Human breast milk is sold for babies on several online sites for a few dollars an ounce, but a new study says buyer beware: Testing showed it can contain potentially dangerous bacteria including salmonella.
The warning comes from researchers who bought and tested 101 breast milk samples sold by women on one popular site. Three-fourths of the samples contained high amounts of bacteria that could be a safety risk for babies, the researchers found. They did not identify the website.
The results are "pretty scary," said Dr. Kenneth Boyer, pediatrics chief at Rush University Medical Center in Chicago, who was not involved in the study. "Just imagine if the donor happens to be a drug user. You don't know."
The research published in medical literature cites several cases of infants getting sick from strangers' milk.
Breast milk is also provided through milk banks, whose clients include hospitals. They also charge fees but screen donors and pasteurize donated milk to kill any germs.
With Internet sites, "you have very few ways to know for sure what you are getting is really breast milk and that it's safe to feed your baby," said Sarah Keim, the lead author and a researcher at Nationwide Children's Hospital in Columbus, Ohio. "Because the consequences can be serious, it is not a good idea to obtain breast milk in this way."
The advice echoes a 2010 recommendation from the federal Food and Drug Administration.
"When human milk is obtained directly from individuals or through the Internet, the donor is unlikely to have been adequately screened [for contamination or disease]," the FDA says. "In addition, it is not likely that the human milk has been collected, processed, tested or stored in a way that reduces possible safety risks to the baby."
The researchers believe theirs is the first study to test the safety of Internet-sold milk, although several others have documented bacteria in mothers' own milk or in milk bank donations. Some bacteria may not be harmful, but salmonella is among germs that could pose a threat to infants, Boyer said.
Sources for bacteria found in the study aren't known but could include donors' skin, breast pumps used to extract milk, or contamination from improper shipping methods, Keim said.
The study was published online today in the journal Pediatrics.
There are many milk-sharing sites online, including several that provide milk for free. Sellers or donors tend to be new mothers who produce more milk than their own babies can consume. Users include mothers who have difficulty breast-feeding and don't want to use formula and people with adopted infants.
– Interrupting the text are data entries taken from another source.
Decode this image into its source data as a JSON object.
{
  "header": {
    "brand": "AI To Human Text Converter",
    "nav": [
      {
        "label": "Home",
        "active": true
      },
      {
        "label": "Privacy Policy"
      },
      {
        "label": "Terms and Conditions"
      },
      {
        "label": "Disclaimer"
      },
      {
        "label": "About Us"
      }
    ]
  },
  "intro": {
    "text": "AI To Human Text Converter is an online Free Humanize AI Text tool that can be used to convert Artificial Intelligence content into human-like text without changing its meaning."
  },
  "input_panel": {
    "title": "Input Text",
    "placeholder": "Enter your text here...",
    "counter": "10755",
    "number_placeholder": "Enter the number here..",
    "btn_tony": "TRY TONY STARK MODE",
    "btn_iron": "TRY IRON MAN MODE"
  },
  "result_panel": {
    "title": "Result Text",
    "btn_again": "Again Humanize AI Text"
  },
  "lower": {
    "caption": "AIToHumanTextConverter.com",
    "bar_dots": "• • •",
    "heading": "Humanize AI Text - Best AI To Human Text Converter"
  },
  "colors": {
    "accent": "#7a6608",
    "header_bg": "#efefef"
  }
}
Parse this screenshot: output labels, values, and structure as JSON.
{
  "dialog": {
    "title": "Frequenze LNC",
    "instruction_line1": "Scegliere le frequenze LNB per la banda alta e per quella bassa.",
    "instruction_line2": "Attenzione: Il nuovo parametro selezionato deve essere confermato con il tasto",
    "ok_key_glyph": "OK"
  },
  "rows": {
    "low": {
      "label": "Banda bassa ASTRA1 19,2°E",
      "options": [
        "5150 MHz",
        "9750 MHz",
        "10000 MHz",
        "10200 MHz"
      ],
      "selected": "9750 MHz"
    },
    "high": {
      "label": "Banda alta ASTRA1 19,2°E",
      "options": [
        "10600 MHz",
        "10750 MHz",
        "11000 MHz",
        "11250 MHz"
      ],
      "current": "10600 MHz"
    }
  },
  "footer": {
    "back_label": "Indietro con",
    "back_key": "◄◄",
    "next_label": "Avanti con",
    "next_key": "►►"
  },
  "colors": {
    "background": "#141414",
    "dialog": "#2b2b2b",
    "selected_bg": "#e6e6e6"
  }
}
Breanna Clemons of Dickinson, N.D., is a donor who found a local woman who needed breast milk through one of the online sites where milk is offered free.
"A lot of people are like, 'Ewww, it's weird,' but they haven't been in a situation where they didn't want their child to have formula," or couldn't produce enough milk, Ms. Clemons said. She said she shared her medical history with the recipient.
Clemons is breast-feeding her 7-month-old and stores excess milk in her freezer. Every few weeks, she meets with the recipient and gives her about 20 6-ounce bags. Clemons said the woman has a healthy 9-month-old who "loves my milk."
Keim said it's unclear if milk from sites offering donated milk would have the same risks because donors might be different from those seeking money for their milk. And in a comparison, the researchers found more bacteria in breast milk purchased online than in 20 unpasteurized samples donated to a milk bank.
Bekki Hill is a co-founder of Modern Milksharing, an online support group that offers advice on milk donation. She said there's a difference between milk sellers and donors; milk donors "don't stand to gain anything from donating so they have no reason to lie about their health."
Hill, of Red Hook, N.Y., used a donor's milk for her first two children and plans to do so for her third, due in February, because she doesn't produce enough of her own.
"Breast milk is obviously the preferred food" for babies, she said.